There’s still time to nominate local icons for Best of D.C.
Is it just me, or has the Washington City Paper committed itself to trashing a D.C. neighborhood and the people who reside there every week? This week, it was Ward 8 (“Table for None,” 3/31), a few weeks ago, it was a neighborhood in Ward 4, which, the writer complained, had yet to be gentrified (“Just Reduced: Saying Goodbye to D.C.’s Real-Estate Bubble,” 2/10). I have long been a reader of the City Paper and once regarded it as a progressive newspaper, a happy reprieve from the other conservative newspapers in our wonderful city. Now I am offended every time I pick up a copy. Let’s face it, the D.C. of old is fading, but that does not give the City Paper a free pass to trash the people and communities who have struggled through the ups and downs of this ever-changing city.
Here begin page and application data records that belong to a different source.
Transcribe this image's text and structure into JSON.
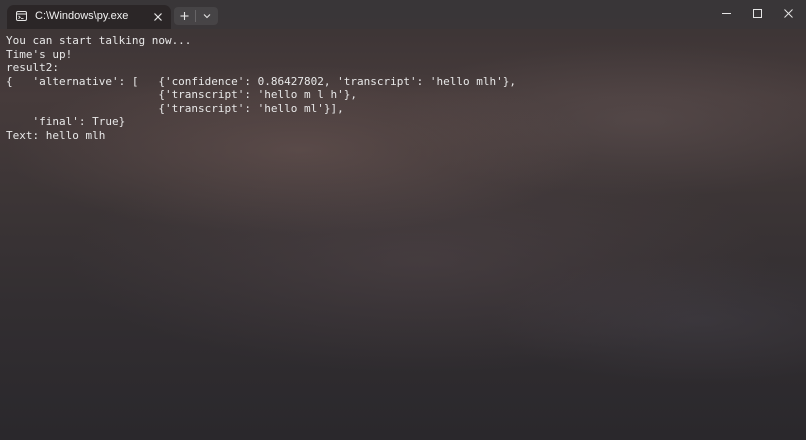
{
  "window": {
    "tab_title": "C:\\Windows\\py.exe",
    "tab_icon": "terminal-icon",
    "tab_close_icon": "close-icon",
    "new_tab_icon": "plus-icon",
    "tab_dropdown_icon": "chevron-down-icon",
    "caption_buttons": [
      "minimize-icon",
      "maximize-icon",
      "close-icon"
    ]
  },
  "terminal": {
    "lines": [
      "You can start talking now...",
      "Time's up!",
      "result2:",
      "{   'alternative': [   {'confidence': 0.86427802, 'transcript': 'hello mlh'},",
      "                       {'transcript': 'hello m l h'},",
      "                       {'transcript': 'hello ml'}],",
      "    'final': True}",
      "Text: hello mlh"
    ]
  },
  "colors": {
    "titlebar": "#3a3638",
    "active_tab": "#2b2627",
    "text": "#e8e8e8"
  }
}
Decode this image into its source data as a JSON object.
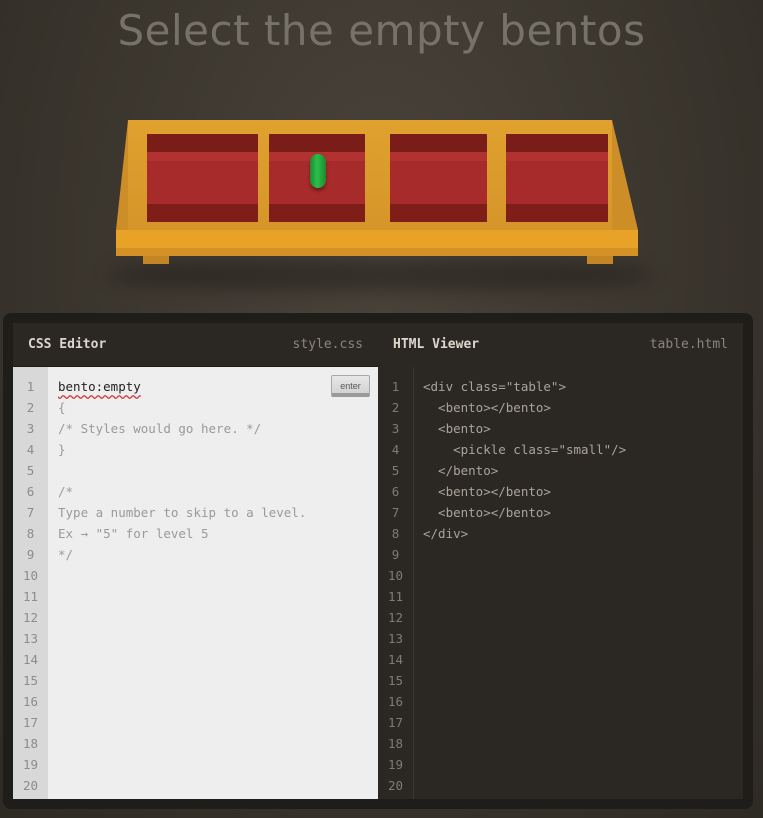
{
  "instruction": "Select the empty bentos",
  "css_editor": {
    "title": "CSS Editor",
    "filename": "style.css",
    "input_value": "bento:empty",
    "enter_label": "enter",
    "lines": [
      "{",
      "/* Styles would go here. */",
      "}",
      "",
      "/*",
      "Type a number to skip to a level.",
      "Ex → \"5\" for level 5",
      "*/"
    ],
    "line_numbers": [
      "1",
      "2",
      "3",
      "4",
      "5",
      "6",
      "7",
      "8",
      "9",
      "10",
      "11",
      "12",
      "13",
      "14",
      "15",
      "16",
      "17",
      "18",
      "19",
      "20"
    ]
  },
  "html_viewer": {
    "title": "HTML Viewer",
    "filename": "table.html",
    "lines": [
      "<div class=\"table\">",
      "  <bento></bento>",
      "  <bento>",
      "    <pickle class=\"small\"/>",
      "  </bento>",
      "  <bento></bento>",
      "  <bento></bento>",
      "</div>"
    ],
    "line_numbers": [
      "1",
      "2",
      "3",
      "4",
      "5",
      "6",
      "7",
      "8",
      "9",
      "10",
      "11",
      "12",
      "13",
      "14",
      "15",
      "16",
      "17",
      "18",
      "19",
      "20"
    ]
  },
  "colors": {
    "table": "#e0a12e",
    "bento": "#a72b2b",
    "pickle": "#2dbf4a"
  }
}
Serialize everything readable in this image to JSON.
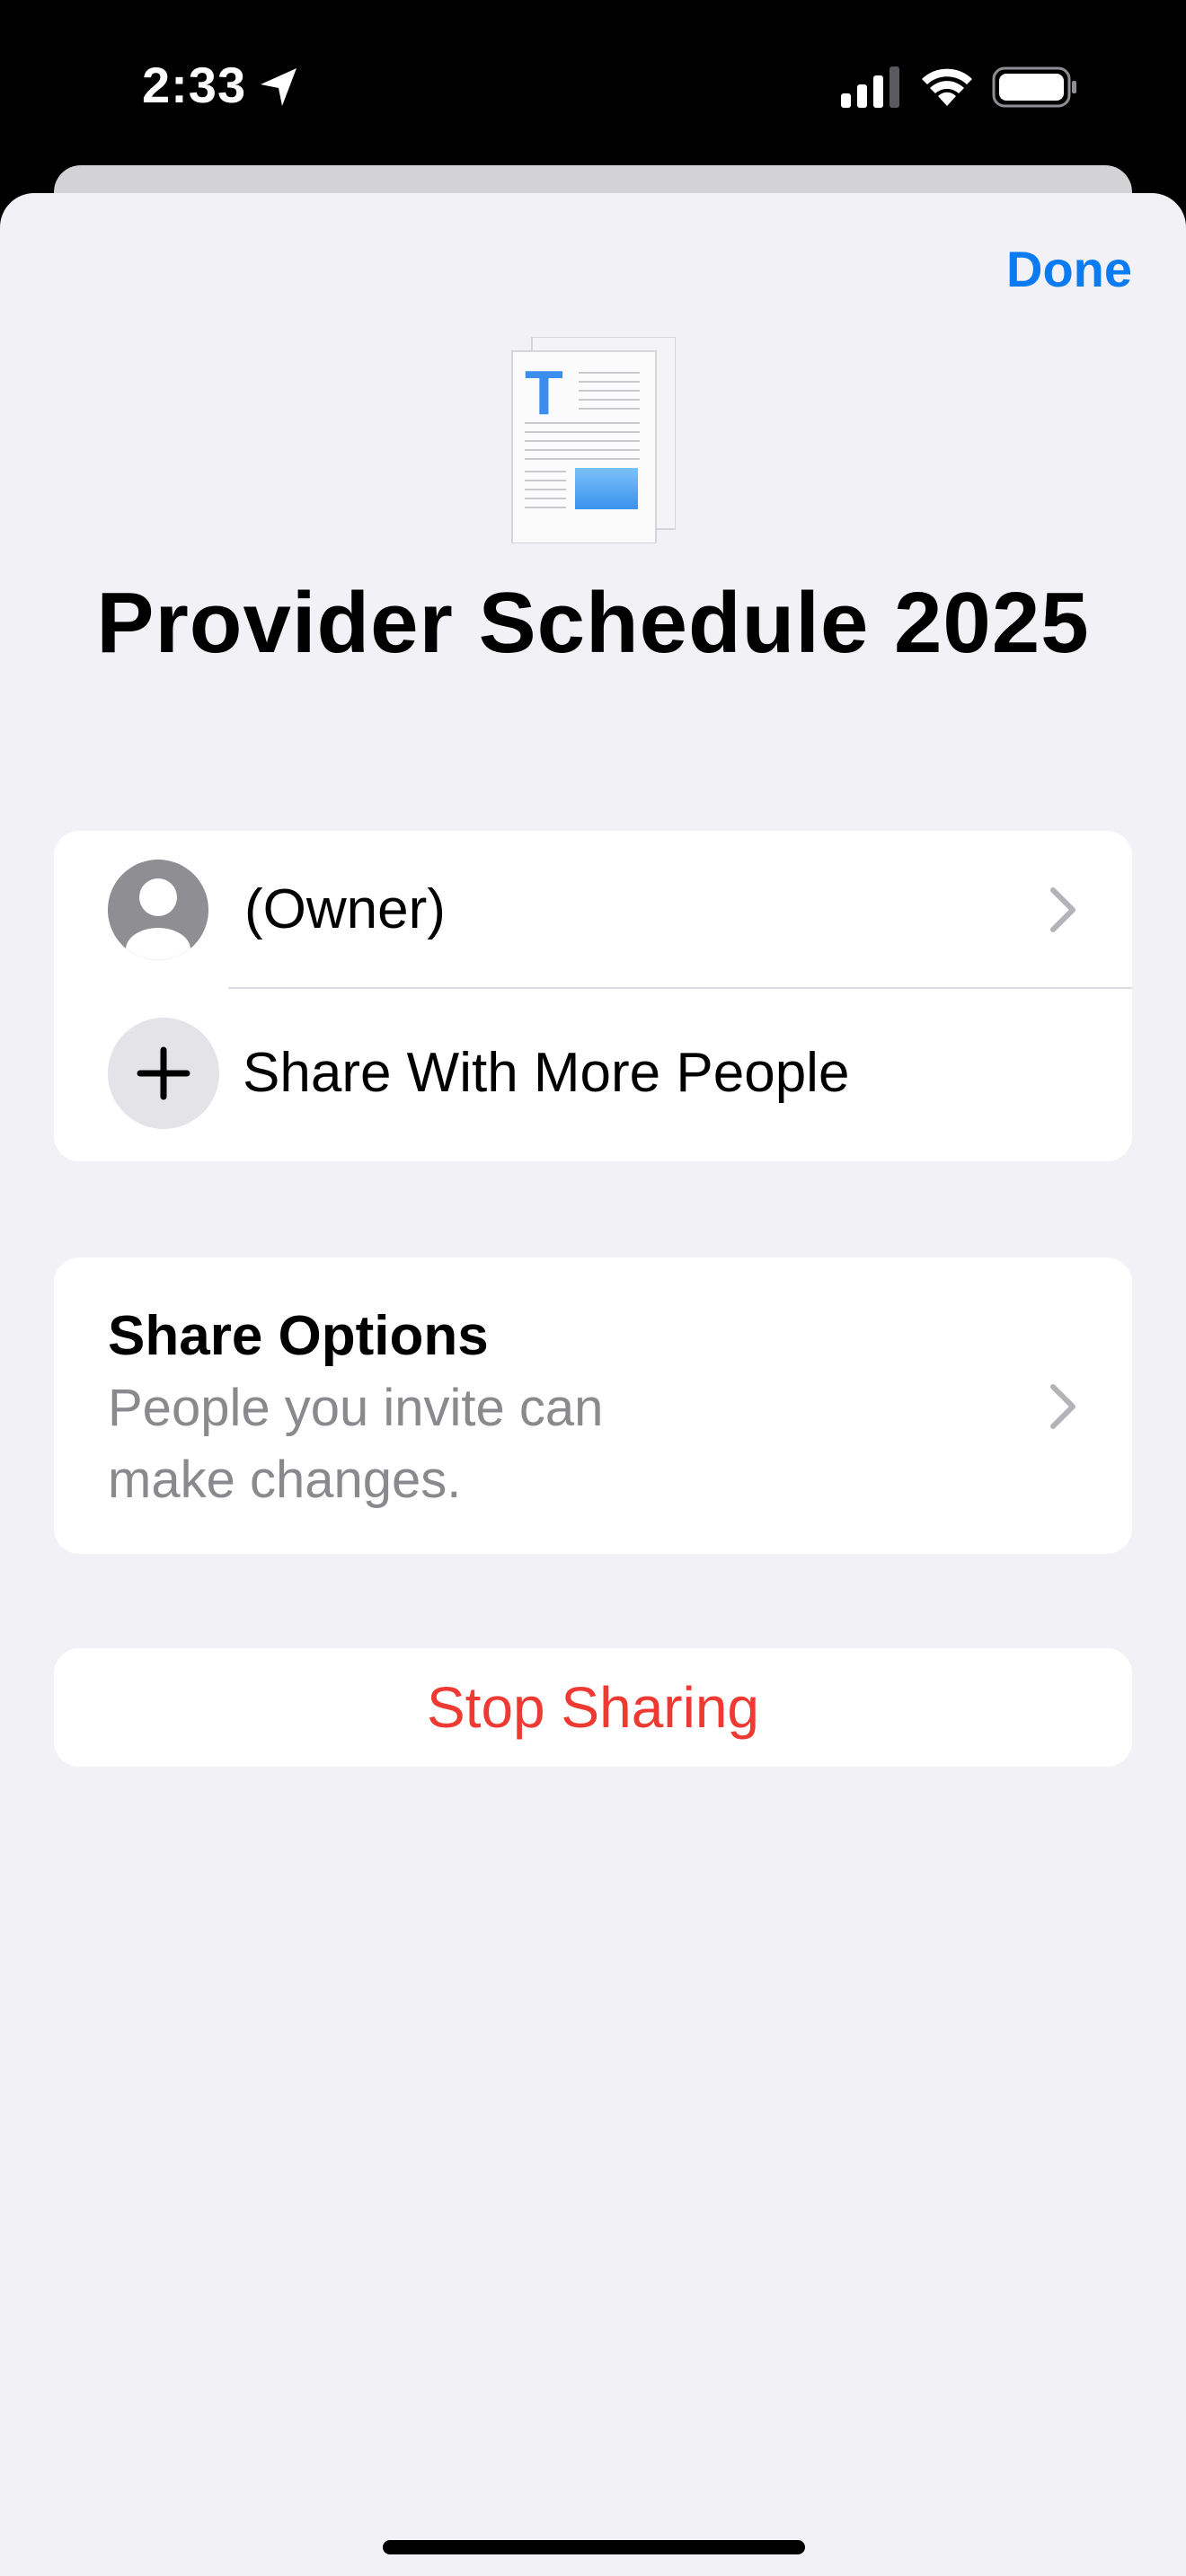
{
  "status_bar": {
    "time": "2:33",
    "icons": [
      "location-arrow-icon",
      "cellular-signal-icon",
      "wifi-icon",
      "battery-icon"
    ]
  },
  "sheet": {
    "done_label": "Done",
    "document_title": "Provider Schedule 2025",
    "document_icon": "pages-document-icon",
    "participants": {
      "owner_label": "(Owner)",
      "share_more_label": "Share With More People"
    },
    "share_options": {
      "title": "Share Options",
      "description": "People you invite can make changes."
    },
    "stop_sharing_label": "Stop Sharing"
  },
  "colors": {
    "accent": "#0b7bf2",
    "destructive": "#ee3a32",
    "sheet_background": "#f1f1f6",
    "secondary_text": "#8a8a8e"
  }
}
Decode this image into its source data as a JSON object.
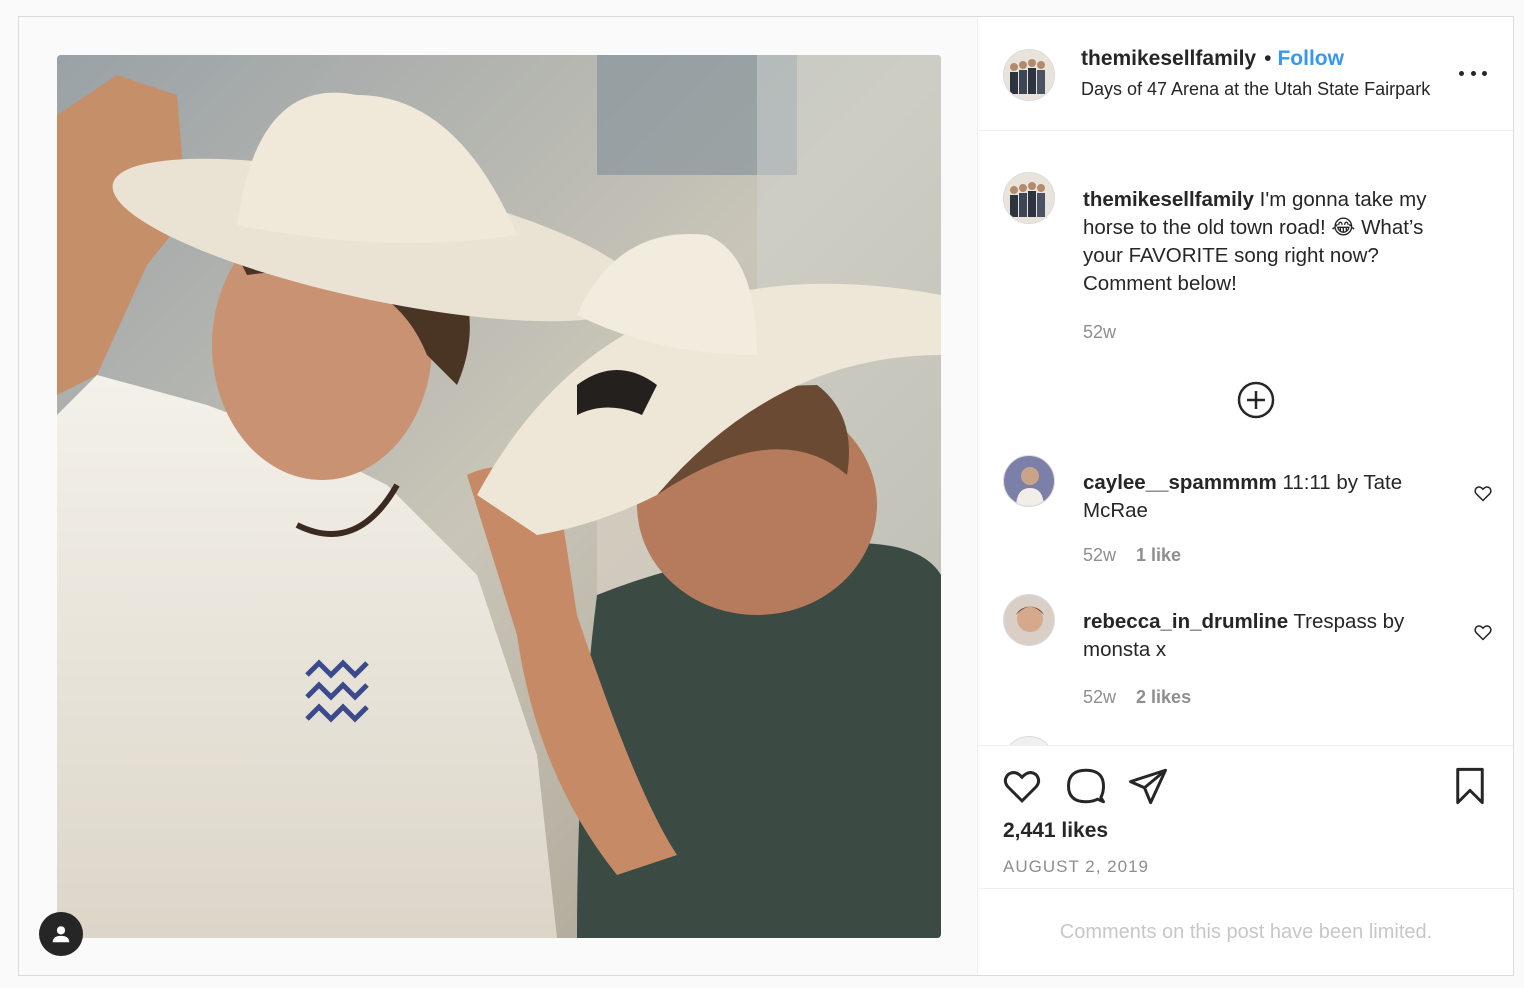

Let’s focus on the good of the city for a change. (And no, gentrification does not count.)